The koala or, inaccurately, koala bear (Phascolarctos cinereus) is an arboreal herbivorous marsupial native to Australia. It is the only extant representative of the family Phascolarctidae and its closest living relatives are the wombats. Because of its distinctive appearance, the koala is recognized worldwide as a symbol of Australia. They were hunted by Indigenous Australians and depicted in myths and cave art for millennia. The first recorded encounter between a European and a koala was in 1798, and an image of the animal was published in 1810 by naturalist George Perry.
Nocturnality is an animal behavior characterized by being active during the night and sleeping during the day. The common adjective is "nocturnal",...
A herbivore is an animal anatomically and physiologically adapted to eating plant material, for example, foliage, for the main component of its die...
In zoology, a folivore is a herbivore that specializes in eating leaves. Mature leaves contain a high proportion of hard-to-digest cellulose, less ...
Arboreal locomotion is the locomotion of animals in trees. In habitats in which trees are present, animals have evolved to move in them. Some anima...
Altricial animals are those species whose newly hatched or born young are relatively immobile. They lack hair or down, are not able to obtain food ...
Terrestrial animals are animals that live predominantly or entirely on land (e.g., cats, ants, snails), as compared with aquatic animals, which liv...
Among animals, viviparity is the development of the embryo inside the body of the parent. The term 'viviparity' and its adjective form 'viviparous'...
A territory is a sociographical area that which an animal consistently defends against the conspecific competition (or, occasionally, against anima...

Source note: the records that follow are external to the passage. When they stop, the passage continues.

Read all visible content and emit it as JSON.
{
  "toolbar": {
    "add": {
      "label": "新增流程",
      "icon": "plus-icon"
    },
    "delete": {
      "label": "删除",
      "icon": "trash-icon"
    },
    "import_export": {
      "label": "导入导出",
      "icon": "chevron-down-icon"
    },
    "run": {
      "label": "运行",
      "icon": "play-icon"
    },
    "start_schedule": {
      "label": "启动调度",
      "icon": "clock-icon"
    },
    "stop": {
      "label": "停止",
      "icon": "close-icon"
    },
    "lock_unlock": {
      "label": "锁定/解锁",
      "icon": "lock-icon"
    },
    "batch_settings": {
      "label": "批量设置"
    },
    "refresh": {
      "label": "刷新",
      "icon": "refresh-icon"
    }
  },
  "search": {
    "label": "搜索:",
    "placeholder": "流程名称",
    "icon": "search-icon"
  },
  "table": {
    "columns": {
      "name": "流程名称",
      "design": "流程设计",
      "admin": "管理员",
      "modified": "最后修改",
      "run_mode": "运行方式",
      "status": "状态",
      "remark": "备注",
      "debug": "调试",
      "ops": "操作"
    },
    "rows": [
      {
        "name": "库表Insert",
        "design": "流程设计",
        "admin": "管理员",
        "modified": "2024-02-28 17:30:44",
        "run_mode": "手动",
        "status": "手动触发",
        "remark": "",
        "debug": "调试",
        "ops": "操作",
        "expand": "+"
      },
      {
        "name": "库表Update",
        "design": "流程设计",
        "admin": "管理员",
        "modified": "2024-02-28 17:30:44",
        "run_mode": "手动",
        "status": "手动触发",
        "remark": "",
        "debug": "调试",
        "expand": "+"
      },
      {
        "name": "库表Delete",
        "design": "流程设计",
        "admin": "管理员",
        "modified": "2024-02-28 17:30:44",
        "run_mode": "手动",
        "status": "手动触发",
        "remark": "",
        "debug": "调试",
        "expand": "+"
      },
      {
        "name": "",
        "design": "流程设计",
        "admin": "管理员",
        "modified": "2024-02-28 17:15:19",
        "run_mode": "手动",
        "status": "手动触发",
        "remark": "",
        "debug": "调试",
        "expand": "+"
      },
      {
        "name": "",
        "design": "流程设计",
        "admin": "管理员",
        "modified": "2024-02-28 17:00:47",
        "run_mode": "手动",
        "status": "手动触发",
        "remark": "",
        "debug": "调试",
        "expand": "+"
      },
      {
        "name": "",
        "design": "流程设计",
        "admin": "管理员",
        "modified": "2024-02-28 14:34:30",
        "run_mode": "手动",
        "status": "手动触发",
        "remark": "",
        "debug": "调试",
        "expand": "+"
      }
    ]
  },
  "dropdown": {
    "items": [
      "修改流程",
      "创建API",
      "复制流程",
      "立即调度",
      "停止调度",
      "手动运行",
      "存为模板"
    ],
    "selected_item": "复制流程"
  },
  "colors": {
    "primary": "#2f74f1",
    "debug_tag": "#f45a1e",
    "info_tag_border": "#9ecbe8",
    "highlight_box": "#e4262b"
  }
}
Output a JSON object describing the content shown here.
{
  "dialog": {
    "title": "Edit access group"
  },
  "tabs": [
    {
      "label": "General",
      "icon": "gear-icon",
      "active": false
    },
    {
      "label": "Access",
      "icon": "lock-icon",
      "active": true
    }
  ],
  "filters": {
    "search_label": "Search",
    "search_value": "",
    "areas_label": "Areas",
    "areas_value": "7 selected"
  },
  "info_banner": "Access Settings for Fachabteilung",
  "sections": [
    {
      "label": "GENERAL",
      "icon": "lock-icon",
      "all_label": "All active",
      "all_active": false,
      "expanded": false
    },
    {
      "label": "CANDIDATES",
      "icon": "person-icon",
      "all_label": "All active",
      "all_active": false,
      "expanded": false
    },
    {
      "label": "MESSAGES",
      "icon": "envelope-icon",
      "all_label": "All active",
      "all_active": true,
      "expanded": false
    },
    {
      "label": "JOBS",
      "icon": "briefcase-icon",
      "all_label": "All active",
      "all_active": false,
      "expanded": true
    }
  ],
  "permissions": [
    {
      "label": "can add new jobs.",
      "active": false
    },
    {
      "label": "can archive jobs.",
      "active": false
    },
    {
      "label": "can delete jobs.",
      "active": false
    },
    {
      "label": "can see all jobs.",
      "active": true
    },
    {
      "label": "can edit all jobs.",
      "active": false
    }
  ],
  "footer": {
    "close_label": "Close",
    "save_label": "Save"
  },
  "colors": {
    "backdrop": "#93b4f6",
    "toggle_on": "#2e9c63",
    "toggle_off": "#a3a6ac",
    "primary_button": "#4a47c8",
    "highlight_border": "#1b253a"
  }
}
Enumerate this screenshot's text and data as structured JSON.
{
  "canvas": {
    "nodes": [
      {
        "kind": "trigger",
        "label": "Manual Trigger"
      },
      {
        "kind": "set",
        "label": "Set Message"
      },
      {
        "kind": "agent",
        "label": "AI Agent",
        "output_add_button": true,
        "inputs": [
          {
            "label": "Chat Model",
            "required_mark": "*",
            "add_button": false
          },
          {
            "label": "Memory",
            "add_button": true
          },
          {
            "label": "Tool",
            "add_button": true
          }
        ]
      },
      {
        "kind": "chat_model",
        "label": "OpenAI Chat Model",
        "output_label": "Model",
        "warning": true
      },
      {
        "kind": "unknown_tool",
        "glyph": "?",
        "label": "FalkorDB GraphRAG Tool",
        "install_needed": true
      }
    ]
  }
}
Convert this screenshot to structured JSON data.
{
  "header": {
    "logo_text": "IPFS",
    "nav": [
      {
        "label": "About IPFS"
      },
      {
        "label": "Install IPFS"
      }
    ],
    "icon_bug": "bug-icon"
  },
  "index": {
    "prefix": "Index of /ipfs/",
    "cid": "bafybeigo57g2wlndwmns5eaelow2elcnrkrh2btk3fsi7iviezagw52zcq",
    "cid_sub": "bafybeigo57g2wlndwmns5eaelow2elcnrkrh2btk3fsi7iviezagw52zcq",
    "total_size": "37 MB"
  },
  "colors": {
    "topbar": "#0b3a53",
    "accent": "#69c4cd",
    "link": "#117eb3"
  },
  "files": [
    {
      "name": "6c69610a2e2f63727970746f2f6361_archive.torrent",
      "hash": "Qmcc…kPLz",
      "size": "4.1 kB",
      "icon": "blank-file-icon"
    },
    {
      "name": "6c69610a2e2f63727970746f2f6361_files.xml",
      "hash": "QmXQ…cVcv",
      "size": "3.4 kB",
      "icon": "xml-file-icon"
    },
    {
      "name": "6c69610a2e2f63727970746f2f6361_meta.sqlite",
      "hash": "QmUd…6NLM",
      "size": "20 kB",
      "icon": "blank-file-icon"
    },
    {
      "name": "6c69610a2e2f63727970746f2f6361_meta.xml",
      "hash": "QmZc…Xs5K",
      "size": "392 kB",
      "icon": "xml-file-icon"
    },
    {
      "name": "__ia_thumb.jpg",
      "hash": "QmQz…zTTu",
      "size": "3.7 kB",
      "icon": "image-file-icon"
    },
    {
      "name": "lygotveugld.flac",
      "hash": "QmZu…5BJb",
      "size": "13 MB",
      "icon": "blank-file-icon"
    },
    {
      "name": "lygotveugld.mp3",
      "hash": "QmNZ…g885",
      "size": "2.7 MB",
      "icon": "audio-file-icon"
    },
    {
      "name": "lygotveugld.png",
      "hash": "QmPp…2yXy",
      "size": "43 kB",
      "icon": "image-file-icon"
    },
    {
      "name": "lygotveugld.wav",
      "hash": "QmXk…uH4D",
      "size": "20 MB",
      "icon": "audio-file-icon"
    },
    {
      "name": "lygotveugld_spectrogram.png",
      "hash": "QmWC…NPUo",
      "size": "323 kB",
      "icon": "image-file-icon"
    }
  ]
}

Polygyny is a mating system in which one male lives and mates with multiple females but each female only mates with a single male.
NoNot a migrant
Animals that do not make seasonal movements and stay in their native home ranges all year round are called not migrants or residents.
Koala is a charming marsupial with a thick-set body, small eyes, and large ears. The wool-like coat of the animal is thick but soft, colored with ash-grey. The densely packed fur on the bottom serves as a cushion, allowing koalas to sit upon rough tree branches. The underparts as well as the tips of hairs on their ears are white. In the center of their chest, adult male koalas have the identifying brown-colored "scent gland". One of the key characteristics of this animal is a very strong sense of smell, which helps them distinguish between poisonous and eatable leaves. They have large sharp claws on their long limbs, which help them in climbing trees, as well as 5 digits, including opposable thumbs, allowing them to grip tree branches and food.
Koalas are distributed across eastern and southeastern Australia, including northeastern, central, and southeastern Queensland, eastern New South Wales, Victoria as well as southeastern parts of South Australia. They can be found in habitats ranging from relatively open forests to woodlands, and in climates ranging from tropical to cool temperate. In semi-arid climates, koalas prefer riparian habitats, where nearby streams and creeks provide refuge during times of drought and extreme heat.
Koalas are asocial animals, congregating only during the breeding season. They usually form large, loosely organized groups in areas with abundant suitable trees, with a single individual per tree. During the rest of the year, koalas tend to live solitarily, showing very little social behavior. They are arboreal animals, dwelling in trees. Koalas are exceptionally good climbers. Meanwhile, when on the ground, they are very slow walkers. During the daytime hours, these nocturnal animals usually sleep on the fork of eucalyptus trees. Normally, koalas are quiet animals. However, when threatened or alarmed, they typically give out a call, reminding the cry of a human baby, and accompanying it by shaking. In addition, during the breeding season, males of this species begin to emit bellowing calls. Koalas also scent-mark their trees, which is a form of communication.
Koalas have a polygynous mating system with the dominant male, mating with most females. Koalas mate from December to March. The gestation period in koalas lasts for only 35 days, yielding a single baby. During the first 5-6 months of its life, the joey lives in the pouch of its mother, feeding exclusively on milk. By the age of 6 months, the young is weaned. The young then starts feeding upon pap - partially digested vegetation, found in the excrement of its mother. At 7 months old, the baby comes out of the pouch of its mother, beginning to cling to her back. Then, at about 1 year old, the young koala becomes independent, after which the youngster typically stays with its mother for another few months before it leaves. Male koalas reach sexual maturity by 3-4 years old while females are mature at 2-3 years old.
The primary threat to the koala population in Australia is the destruction, fragmentation, and alteration of their natural range, due to which the animals are often hunted by dogs as well as colliding with vehicles. Other notable threats include diseases and bushfires. The animals are also exposed to drought, which leads to a considerable number of mortality in certain populations of koalas.
According to IUCN Red List, the total population size of the koala is around 300,000 mature individuals. Currently, this species is classified as Vulnerable (VU) on the IUCN Red List, and its numbers today are decreasing.